With a diversity of flavors to offer, Travis and Ryan built their business around partnering with premier chefs. Manhattan’s Le Bernardin, Eric Ripert’s high temple of fish, was their first account, and from there they learned what characteristics the most discriminating cooks want from an oyster. Modernist Spanish chef José Andrés, of Washington, DC’s Jaleo, works with them to create particular oysters for dishes he’s imagining; their newest experiment will be trying to grow oysters shaped like a cube. “It took a chef to show us how to shuck an oyster when we tried to sell our first batch,” Ryan said, laughing. “Suddenly we were in these amazing restaurants, eating food two rednecks have no business eating.” Travis shook his head, saying, “The first time Todd Gray served us roasted oysters at Equinox, we tried to eat the salt he served them on.”
Now the cousins get jet lag from flights around the country, popping corks and shells. But restaurant relationships are about more than sales; they’re about making new fans—and advocates—of the Chesapeake oyster. And that means survival of the species. Because the more chefs want the oysters, the more of the oysters farmers will grow in the bay. The more oysters in the bay, the more plankton they eat; the more plankton they eat, the clearer the water; the clearer the water, the more sunlight hits the bottom; the more sunlight hits the bottom, the more the grasses grow; the more the grasses grow, the more silt stays in place; the more silt stays in place, the less silt chokes the oysters; the less silt chokes the oysters, the more oysters there will be in the bay. It’s an elegant system, once it gets back into whack.
After two days exploring the farm, the Croxtons took me out with Ryan’s father, Bill, to a pinprick on the map called Butylo, Virginia. This is where Grandpa William A. Croxton had his oyster house, on a small island at the end of a concrete path jutting out a few hundred feet into the Rappahannock River. We walked down the causeway, stony shells crinkling under our feet. Out on the point, I looked back at the crescent of land behind us, a vibrant, watercolor green. Its curve was so acute, it pulled my eyes along its swerving bend to take in the full scene of how water and land sit together in silence. It was lovely and peaceful, and it was hard to imagine the sweat that was worked up here, the cascading crunch of oysters shoveled into baskets, the men piling bushels of flint-toned food, a suited Croxton tallying the haul. Few wild oysters survive here now, and Travis and Ryan’s cages sit miles farther down the river.
Nothing is truly as it was. A new building, someone’s home, stands where the oyster house stood. The mounds of shells we were stepping on weren’t from these waters. They were probably from Louisiana; for decades, shucking houses brought in oysters for processing when the local supply dried up. But underneath those, however far below, are the shells of Chesapeake natives.

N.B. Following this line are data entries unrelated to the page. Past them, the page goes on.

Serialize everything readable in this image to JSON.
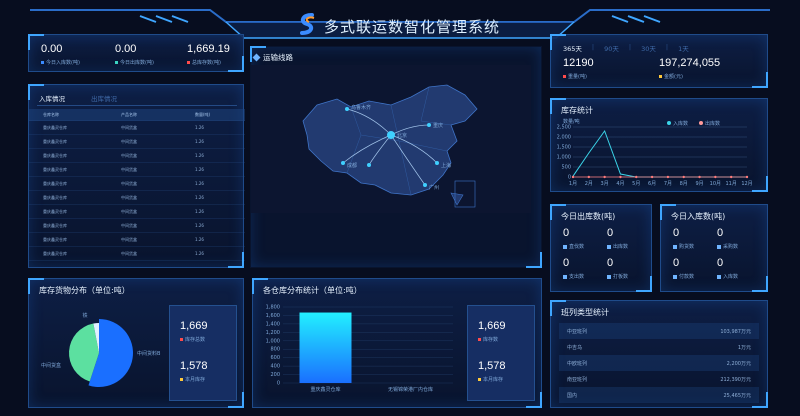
{
  "header": {
    "title": "多式联运数智化管理系统"
  },
  "top_stats": [
    {
      "value": "0.00",
      "label": "今日入库数(吨)",
      "color": "#3b8cff"
    },
    {
      "value": "0.00",
      "label": "今日出库数(吨)",
      "color": "#3bd4c2"
    },
    {
      "value": "1,669.19",
      "label": "总库存数(吨)",
      "color": "#ff4b4b"
    }
  ],
  "inbound": {
    "tabs": [
      "入库情况",
      "出库情况"
    ],
    "headers": [
      "仓库名称",
      "产品名称",
      "数量(吨)"
    ],
    "rows": [
      [
        "重庆鑫灵仓库",
        "中间货盒",
        "1.26"
      ],
      [
        "重庆鑫灵仓库",
        "中间货盒",
        "1.26"
      ],
      [
        "重庆鑫灵仓库",
        "中间货盒",
        "1.26"
      ],
      [
        "重庆鑫灵仓库",
        "中间货盒",
        "1.26"
      ],
      [
        "重庆鑫灵仓库",
        "中间货盒",
        "1.26"
      ],
      [
        "重庆鑫灵仓库",
        "中间货盒",
        "1.26"
      ],
      [
        "重庆鑫灵仓库",
        "中间货盒",
        "1.26"
      ],
      [
        "重庆鑫灵仓库",
        "中间货盒",
        "1.26"
      ],
      [
        "重庆鑫灵仓库",
        "中间货盒",
        "1.26"
      ],
      [
        "重庆鑫灵仓库",
        "中间货盒",
        "1.26"
      ]
    ]
  },
  "transport": {
    "title": "运输线路",
    "cities": [
      "乌鲁木齐",
      "北京",
      "成都",
      "上海",
      "广州",
      "重庆"
    ]
  },
  "period": {
    "tabs": [
      "365天",
      "90天",
      "30天",
      "1天"
    ],
    "weight": "12190",
    "weight_label": "重量(吨)",
    "amount": "197,274,055",
    "amount_label": "金额(元)"
  },
  "stock_stats": {
    "title": "库存统计",
    "legend_in": "入库数",
    "legend_out": "出库数",
    "y_label": "数量/吨"
  },
  "today_out": {
    "title": "今日出库数(吨)",
    "items": [
      {
        "value": "0",
        "label": "直伐数"
      },
      {
        "value": "0",
        "label": "出库数"
      },
      {
        "value": "0",
        "label": "支出数"
      },
      {
        "value": "0",
        "label": "打板数"
      }
    ]
  },
  "today_in": {
    "title": "今日入库数(吨)",
    "items": [
      {
        "value": "0",
        "label": "购货数"
      },
      {
        "value": "0",
        "label": "采购数"
      },
      {
        "value": "0",
        "label": "付款数"
      },
      {
        "value": "0",
        "label": "入库数"
      }
    ]
  },
  "distribution": {
    "title": "库存货物分布（单位:吨）",
    "total": "1,669",
    "total_label": "库存总数",
    "month": "1,578",
    "month_label": "本月库存",
    "slice_labels": [
      "铁",
      "中间货盒",
      "中间货料B"
    ]
  },
  "warehouse": {
    "title": "各仓库分布统计（单位:吨）",
    "total": "1,669",
    "total_label": "库存数",
    "month": "1,578",
    "month_label": "本月库存"
  },
  "route_stats": {
    "title": "班列类型统计",
    "rows": [
      {
        "name": "中亚班列",
        "value": "103,987万元"
      },
      {
        "name": "中吉乌",
        "value": "1万元"
      },
      {
        "name": "中欧班列",
        "value": "2,200万元"
      },
      {
        "name": "南亚班列",
        "value": "212,390万元"
      },
      {
        "name": "国内",
        "value": "25,465万元"
      }
    ]
  },
  "chart_data": [
    {
      "type": "line",
      "title": "库存统计",
      "categories": [
        "1月",
        "2月",
        "3月",
        "4月",
        "5月",
        "6月",
        "7月",
        "8月",
        "9月",
        "10月",
        "11月",
        "12月"
      ],
      "ylim": [
        0,
        2500
      ],
      "yticks": [
        0,
        500,
        1000,
        1500,
        2000,
        2500
      ],
      "series": [
        {
          "name": "入库数",
          "values": [
            40,
            1200,
            2300,
            150,
            0,
            0,
            0,
            0,
            0,
            0,
            0,
            0
          ]
        },
        {
          "name": "出库数",
          "values": [
            0,
            0,
            0,
            0,
            0,
            0,
            0,
            0,
            0,
            0,
            0,
            0
          ]
        }
      ]
    },
    {
      "type": "bar",
      "title": "各仓库分布统计（单位:吨）",
      "categories": [
        "重庆鑫灵仓库",
        "无锡锦荣港厂内仓库"
      ],
      "values": [
        1669,
        0
      ],
      "ylim": [
        0,
        1800
      ],
      "yticks": [
        0,
        200,
        400,
        600,
        800,
        1000,
        1200,
        1400,
        1600,
        1800
      ]
    },
    {
      "type": "pie",
      "title": "库存货物分布（单位:吨）",
      "categories": [
        "中间货料B",
        "中间货盒",
        "铁"
      ],
      "values": [
        55,
        42,
        3
      ],
      "colors": [
        "#1a6fff",
        "#5ce0a0",
        "#e0f0ff"
      ]
    }
  ]
}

The tide rose, the river starting to lap over and pool onto the slabs of the path, and we hurried back to shore. As we walked, Ryan spotted an oyster washed onto the causeway. He went over to it and picked it up. He stood there for a moment, holding it, making a weighing motion with his hand. “It’s alive!” he finally said, and he threw it back into the river.
Francis Lam is an editor at large at Clarkson Potter and a James Beard Award–winning writer. He likes to chew his oysters.